We end each school year with celebrating each child’s successes over the past year, both academic and non-academic. We like to have a little celebration ceremony, complete with trophies and ribbons for the children to cheer them on for the things they have done. Just recently, we finished our school year (a little late, yes, but we school year round, more on that elsewhere, I promise) so we had our ceremony. We picked up cake, ordered pizza and of course the requisite trophies and ribbons. Once everything had been arranged, family was invited to attend the festivities. The children put on their fancy clothes, which they like to do. They received ribbons for projects they have done throughout the year for book reports (they made dioramas, which I like to call, book-reports-in-a-box), poetry, science fair projects, painting/drawings, and 3d models. All of the above projects were loaded into a surveymonkey and the link was sent to friends and family to vote on to determine winners. Everything was kept anonymous, until after the results were collected. The kids participated in physical fitness events and were scored against other homeschool students for prizes (medals) and also competed against their siblings for bowling and fishing trophies. They also received some for their grades, but that’s not competition based as they can earn the same level as one another. Overall, everyone seemed to be thrilled with what they received.

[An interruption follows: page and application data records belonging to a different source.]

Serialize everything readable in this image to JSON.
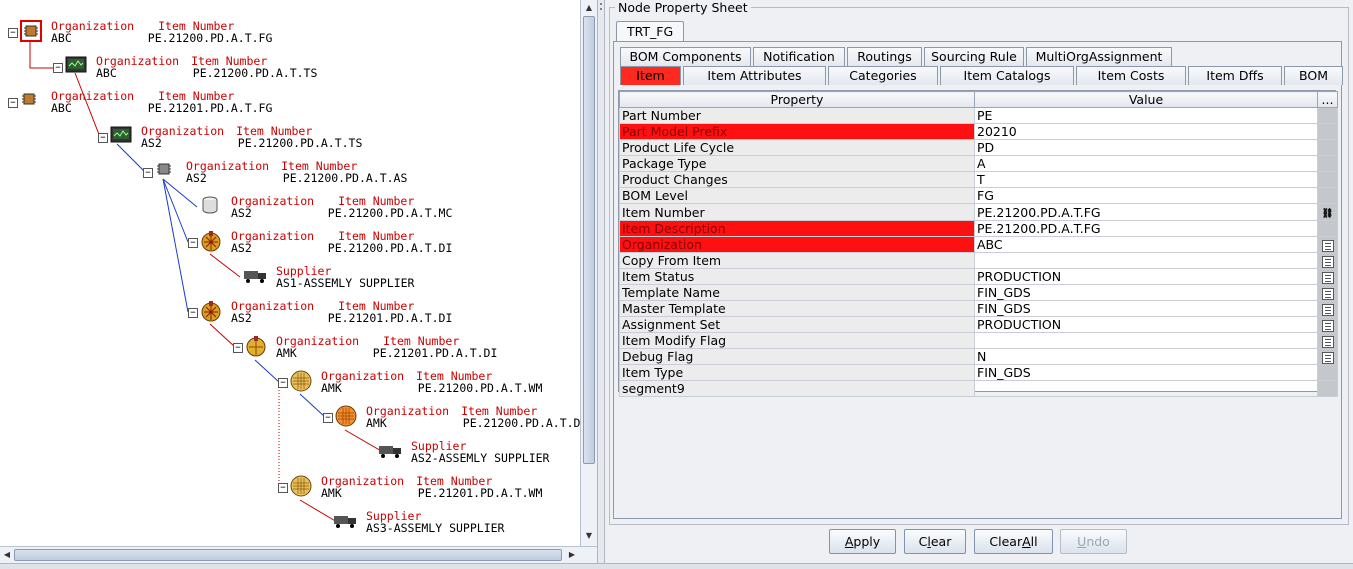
{
  "tree": {
    "label_org": "Organization",
    "label_item": "Item Number",
    "label_supplier": "Supplier",
    "nodes": [
      {
        "kind": "item",
        "org": "ABC",
        "item": "PE.21200.PD.A.T.FG",
        "icon": "chip-icon",
        "selected": true
      },
      {
        "kind": "item",
        "org": "ABC",
        "item": "PE.21200.PD.A.T.TS",
        "icon": "tester-icon"
      },
      {
        "kind": "item",
        "org": "ABC",
        "item": "PE.21201.PD.A.T.FG",
        "icon": "chip-icon"
      },
      {
        "kind": "item",
        "org": "AS2",
        "item": "PE.21200.PD.A.T.TS",
        "icon": "tester-icon"
      },
      {
        "kind": "item",
        "org": "AS2",
        "item": "PE.21200.PD.A.T.AS",
        "icon": "chip-icon"
      },
      {
        "kind": "item",
        "org": "AS2",
        "item": "PE.21200.PD.A.T.MC",
        "icon": "cylinder-icon"
      },
      {
        "kind": "item",
        "org": "AS2",
        "item": "PE.21200.PD.A.T.DI",
        "icon": "die-icon"
      },
      {
        "kind": "supplier",
        "name": "AS1-ASSEMLY SUPPLIER",
        "icon": "truck-icon"
      },
      {
        "kind": "item",
        "org": "AS2",
        "item": "PE.21201.PD.A.T.DI",
        "icon": "die-icon"
      },
      {
        "kind": "item",
        "org": "AMK",
        "item": "PE.21201.PD.A.T.DI",
        "icon": "die-icon"
      },
      {
        "kind": "item",
        "org": "AMK",
        "item": "PE.21200.PD.A.T.WM",
        "icon": "wafer-icon"
      },
      {
        "kind": "item",
        "org": "AMK",
        "item": "PE.21200.PD.A.T.D",
        "icon": "wafer-orange-icon"
      },
      {
        "kind": "supplier",
        "name": "AS2-ASSEMLY SUPPLIER",
        "icon": "truck-icon"
      },
      {
        "kind": "item",
        "org": "AMK",
        "item": "PE.21201.PD.A.T.WM",
        "icon": "wafer-icon"
      },
      {
        "kind": "supplier",
        "name": "AS3-ASSEMLY SUPPLIER",
        "icon": "truck-icon"
      }
    ]
  },
  "panel": {
    "title": "Node Property Sheet",
    "node_tab": "TRT_FG",
    "tabs_row1": [
      "BOM Components",
      "Notification",
      "Routings",
      "Sourcing Rule",
      "MultiOrgAssignment"
    ],
    "tabs_row2": [
      "Item",
      "Item Attributes",
      "Categories",
      "Item Catalogs",
      "Item Costs",
      "Item Dffs",
      "BOM"
    ],
    "active_tab": "Item",
    "table": {
      "col_property": "Property",
      "col_value": "Value",
      "col_more": "...",
      "rows": [
        {
          "property": "Part Number",
          "value": "PE",
          "required": false,
          "button": ""
        },
        {
          "property": "Part Model Prefix",
          "value": "20210",
          "required": true,
          "button": ""
        },
        {
          "property": "Product Life Cycle",
          "value": "PD",
          "required": false,
          "button": ""
        },
        {
          "property": "Package Type",
          "value": "A",
          "required": false,
          "button": ""
        },
        {
          "property": "Product Changes",
          "value": "T",
          "required": false,
          "button": ""
        },
        {
          "property": "BOM Level",
          "value": "FG",
          "required": false,
          "button": ""
        },
        {
          "property": "Item Number",
          "value": "PE.21200.PD.A.T.FG",
          "required": false,
          "button": "link"
        },
        {
          "property": "Item Description",
          "value": "PE.21200.PD.A.T.FG",
          "required": true,
          "button": ""
        },
        {
          "property": "Organization",
          "value": "ABC",
          "required": true,
          "button": "lov"
        },
        {
          "property": "Copy From Item",
          "value": "",
          "required": false,
          "button": "lov"
        },
        {
          "property": "Item Status",
          "value": "PRODUCTION",
          "required": false,
          "button": "lov"
        },
        {
          "property": "Template Name",
          "value": "FIN_GDS",
          "required": false,
          "button": "lov"
        },
        {
          "property": "Master Template",
          "value": "FIN_GDS",
          "required": false,
          "button": "lov"
        },
        {
          "property": "Assignment Set",
          "value": "PRODUCTION",
          "required": false,
          "button": "lov"
        },
        {
          "property": "Item Modify Flag",
          "value": "",
          "required": false,
          "button": "lov"
        },
        {
          "property": "Debug Flag",
          "value": "N",
          "required": false,
          "button": "lov"
        },
        {
          "property": "Item Type",
          "value": "FIN_GDS",
          "required": false,
          "button": ""
        },
        {
          "property": "segment9",
          "value": "",
          "required": false,
          "button": ""
        }
      ]
    },
    "buttons": {
      "apply": "Apply",
      "clear": "Clear",
      "clearall": "ClearAll",
      "undo": "Undo"
    }
  },
  "colors": {
    "required": "#ff1010",
    "active_tab": "#ff2a1f",
    "tree_label": "#cc0000"
  }
}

At least at our house…
We woke up this morning and my Facebook feed was filled with gleeful pictures of friends’ children posing in their new clothes, some holding little chalkboard signs posting what grade level they were starting in school today. I told my son that one of his friends he used to attend public school with is starting third grade today. He smiled. He just finished third grade at home a couple of days ago. We homeschool year round. We have found that that is what works best for our family.
Even when I have tried to give my children breaks, they know they have new curriculum, shiny and new, waiting. They beg to be allowed on their computers. Their homeschool friends come over with homework and they ask to be allowed to join in. That’s what homeschoolers do. They school. Life is learning.
My older son watched the pictures in my feed of kids going off to school and did a little happy dance. “And we’re on break mom.” He hasn’t touched his homework yet. He’s the oldest. He’ll likely milk his break the longest, but even he has been looking forward to getting to start his co-op classes and hanging out with other homeschool children. Just the other day he was complaining, “you mean I have to wait a whole 27 days before class, mom.” And we don’t even know what the classes are going to be yet!
In the meantime, I enjoy having my kids home. I enjoy having parks, stores, museums and all the others places we go pretty much kids free now that public schoolers have vacated them. Our summer break has begun.